Saturday, December 23, 2006
“I’m too far along in my life and in my career to really give a question like that any type of dignified answer,” says Diggs, who was raised in black, middle-class Rochester, N.Y. “When I was in high school, maybe. College, maybe. But I’m a grown-ass man and if people have a difficult time dealing with that, then I welcome them to see a movie with Omar Epps or Denzel Washington or some of those other brothers that have chosen to spend the rest of their lives with sisters."
I dunno. I'm on the fence about this one. I usually don't give a damn about interracial dating and all that. So I don't know if I have any beef with him over his personal life decisions moreso than I do over his horrible acting abilities, but do black women have a valid reason to be mad at him?
One thing I DO disagree with him over was his choice to NOT DATE BLACK WOMEN AT ALL, putting all black women in a box and saying he doesn't like their attitudes. That's pretty bold for a dude that initially built his career in "black" movies and building a loyal fan base of black women. Black women spending money to see Stella..., The Wood, and The Best Man etc. is why he is where he is today.
Am I wrong???
Ignorance: Damn he coulda at least got a hot white chick...
Friday, December 22, 2006
But it did get its ass kicked...
Why has rap become super negative and aggressive? Why can all rap lines from popular rap songs be placed in one of the following categories: Cars, Money, Sex, Alcohol, Drugs and Violence. Before the typical rap song is halfway finished, my life has already been threatened 7, 8 times and whoever's rapping has alread flipped 4 or 5 bricks. Subject matter in hip hop/rap is extremely limited.
To make things worse, I was checking out somebody else's blog yesterday and there's actually a popular song out called "Do the Heisman on that Ho"... The dance culminates with the chanting about "if your bitch acts up, do the Heisman on that Ho" all while... you guessed it... striking the the Heisman pose... Let's add coonery to the above list, shall we?

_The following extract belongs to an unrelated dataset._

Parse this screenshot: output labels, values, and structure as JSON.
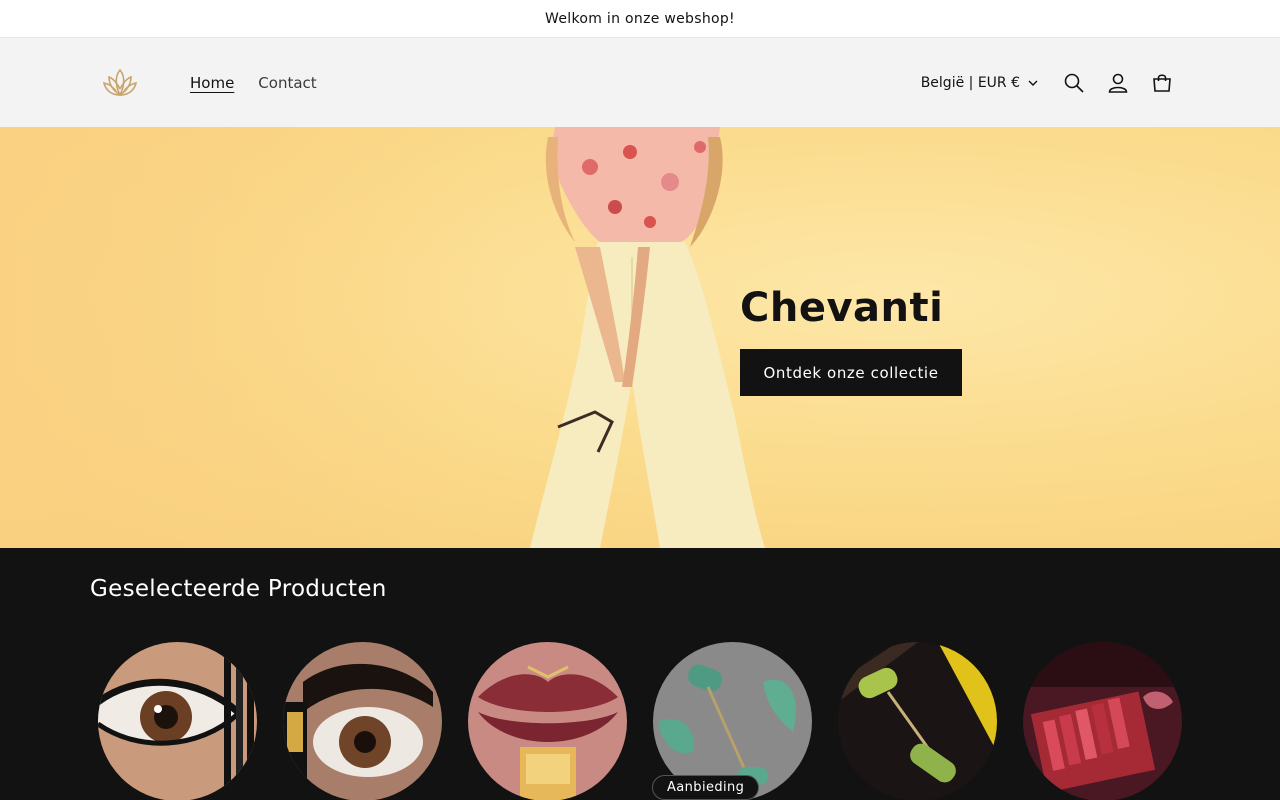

When did this shift occur? I remember my first tape was De La Soul's "3 Feet High and Rising" in 1990. This album was considered a classic by The Source (which at the time was THE rap Bible) and the hip hop community as a whole. Their music was about peace and just having fun. I think their single "Buddy" was as close as you would get to talking about "bitches."

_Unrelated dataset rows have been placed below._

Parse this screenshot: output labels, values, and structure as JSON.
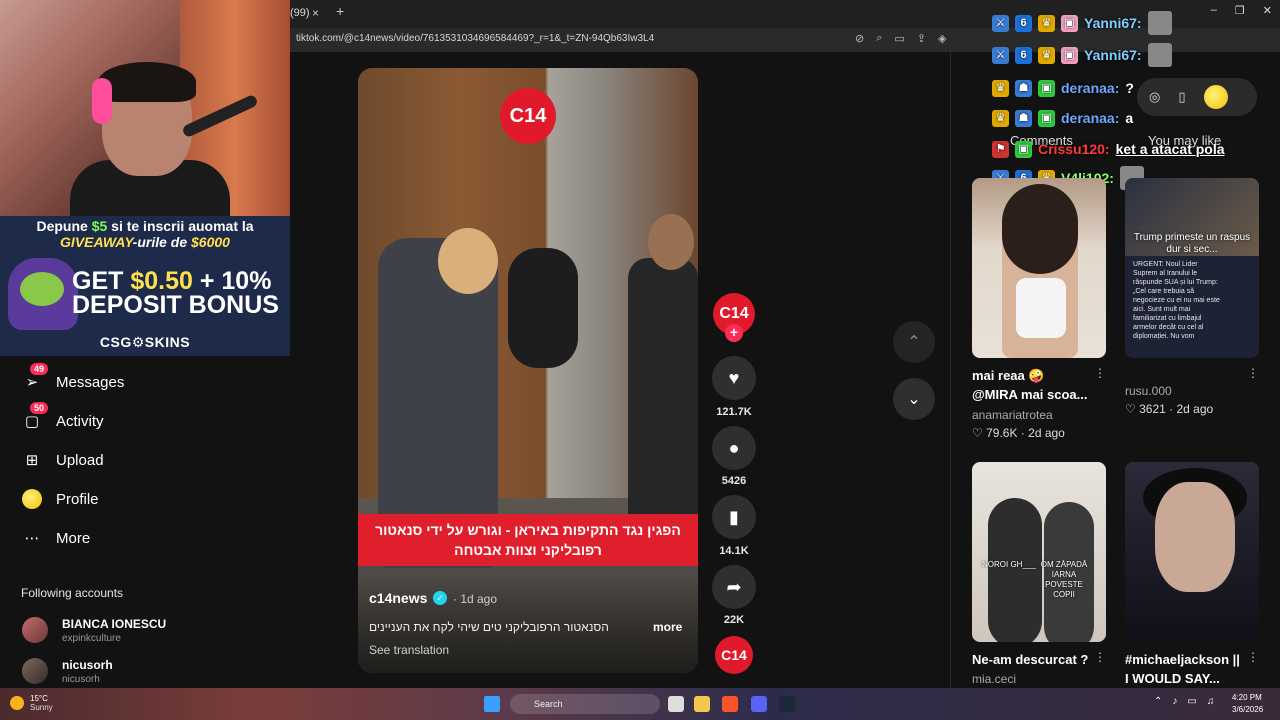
{
  "browser": {
    "tab_count": "(99)",
    "tab_close": "×",
    "new_tab": "+",
    "url": "tiktok.com/@c14news/video/7613531034696584469?_r=1&_t=ZN-94Qb63Iw3L4",
    "window_controls": [
      "–",
      "❐",
      "✕"
    ]
  },
  "stream_overlay": {
    "promo": {
      "line1_prefix": "Depune ",
      "line1_amount": "$5",
      "line1_suffix": " si te inscrii auomat la",
      "line2_prefix": "GIVEAWAY",
      "line2_suffix": "-urile de ",
      "line2_amount": "$6000",
      "get_prefix": "GET ",
      "get_amount": "$0.50",
      "get_suffix": " + 10%",
      "bonus": "DEPOSIT BONUS",
      "brand": "CSG⚙SKINS"
    },
    "chat": [
      {
        "user": "Yanni67:",
        "message": "",
        "color": "#7fd0ff"
      },
      {
        "user": "Yanni67:",
        "message": "",
        "color": "#7fd0ff"
      },
      {
        "user": "deranaa:",
        "message": "?",
        "color": "#6fa8ff"
      },
      {
        "user": "deranaa:",
        "message": "a",
        "color": "#6fa8ff"
      },
      {
        "user": "Crissu120:",
        "message": "ket a atacat pola",
        "color": "#ff3b3b"
      },
      {
        "user": "V4li102:",
        "message": "",
        "color": "#8cff6a"
      }
    ]
  },
  "sidebar": {
    "items": [
      {
        "label": "Messages",
        "icon": "send-icon",
        "badge": "49"
      },
      {
        "label": "Activity",
        "icon": "inbox-icon",
        "badge": "50"
      },
      {
        "label": "Upload",
        "icon": "plus-square-icon",
        "badge": ""
      },
      {
        "label": "Profile",
        "icon": "profile-icon",
        "badge": ""
      },
      {
        "label": "More",
        "icon": "more-icon",
        "badge": ""
      }
    ],
    "following_title": "Following accounts",
    "accounts": [
      {
        "name": "BIANCA IONESCU",
        "handle": "expinkculture"
      },
      {
        "name": "nicusorh",
        "handle": "nicusorh"
      }
    ]
  },
  "video": {
    "logo": "C14",
    "caption": "הפגין נגד התקיפות באיראן - וגורש על ידי סנאטור רפובליקני וצוות אבטחה",
    "author": "c14news",
    "verified": "✓",
    "time": "· 1d ago",
    "description": "הסנאטור הרפובליקני טים שיהי לקח את העניינים",
    "more": "more",
    "see_translation": "See translation"
  },
  "actions": {
    "avatar_label": "C14",
    "follow": "+",
    "likes": "121.7K",
    "comments": "5426",
    "saves": "14.1K",
    "shares": "22K",
    "sound_label": "C14"
  },
  "navigation": {
    "up": "⌃",
    "down": "⌄"
  },
  "right_panel": {
    "tabs": [
      "Comments",
      "You may like"
    ],
    "recommendations": [
      {
        "title_line1": "mai reaa 🤪",
        "title_line2": "@MIRA mai scoa...",
        "author": "anamariatrotea",
        "likes": "79.6K",
        "age": "2d ago"
      },
      {
        "title_line1": "",
        "title_line2": "",
        "author": "rusu.000",
        "likes": "3621",
        "age": "2d ago",
        "thumb_headline": "Trump primeste un raspus dur si sec...",
        "thumb_body": "URGENT: Noul Lider Suprem al Iranului le răspunde SUA și lui Trump: „Cel care trebuia să negocieze cu ei nu mai este aici. Sunt mult mai familiarizat cu limbajul armelor decât cu cel al diplomației. Nu vom"
      },
      {
        "title_line1": "Ne-am descurcat ?",
        "title_line2": "",
        "author": "mia.ceci",
        "likes": "",
        "age": "",
        "thumb_cap1": "NOROI GH___",
        "thumb_cap2": "OM ZĂPADĂ IARNA POVESTE COPII"
      },
      {
        "title_line1": "#michaeljackson ||",
        "title_line2": "I WOULD SAY...",
        "author": "",
        "likes": "",
        "age": ""
      }
    ]
  },
  "taskbar": {
    "temperature": "15°C",
    "condition": "Sunny",
    "search_label": "Search",
    "time": "4:20 PM",
    "date": "3/6/2026"
  }
}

Fast forward to 1998 and beyond and you have rappers like DMX talking about dumping your body in a pond and it being found by "some old man fishing"...Arf! Arf! Just yesterday I heard a 50 Cent song talking about how his slugs will rip your body apart. And this dude lives in suburban Connecticut.

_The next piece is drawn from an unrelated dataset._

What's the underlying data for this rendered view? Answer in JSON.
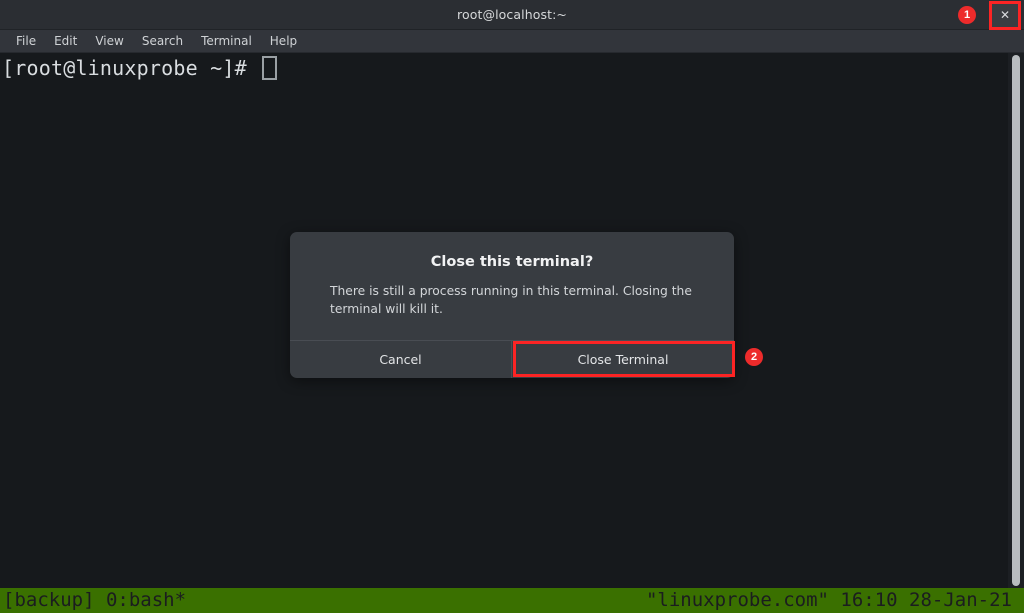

If the cats in the above video are over 20, they were probably saying "Fight the Power" right along with Public Enemy or "Can I Kick It" with A Tribe Called Quest back in the day. Now everybody has a "40 Cal" on 'em.
Things change...true. But when did it become cool to be destructive to yourself and your community? Why has this trend not ended? Will it? I refuse to believe that with all the subjects that comprises life, we in the hip hop world are confined to a destructive box.
If artist like Little Brother can rap about real life issues like growing up fatherless and not making the same mistakes with their children, or Jay-Z can rap about Hurrican Katrina (better late than never) or Nas can put on a bad Sherlock Holmes imitation and play detective as to who killed hip hop, why does 50 Cent have to continuously sing about killing more people than George Bush, or Jeezy have to flip coke over an entire album?
But fuck it! I'm no better than these guys I suppose. I bought Jeezy's album. I guess I'm part of the reason.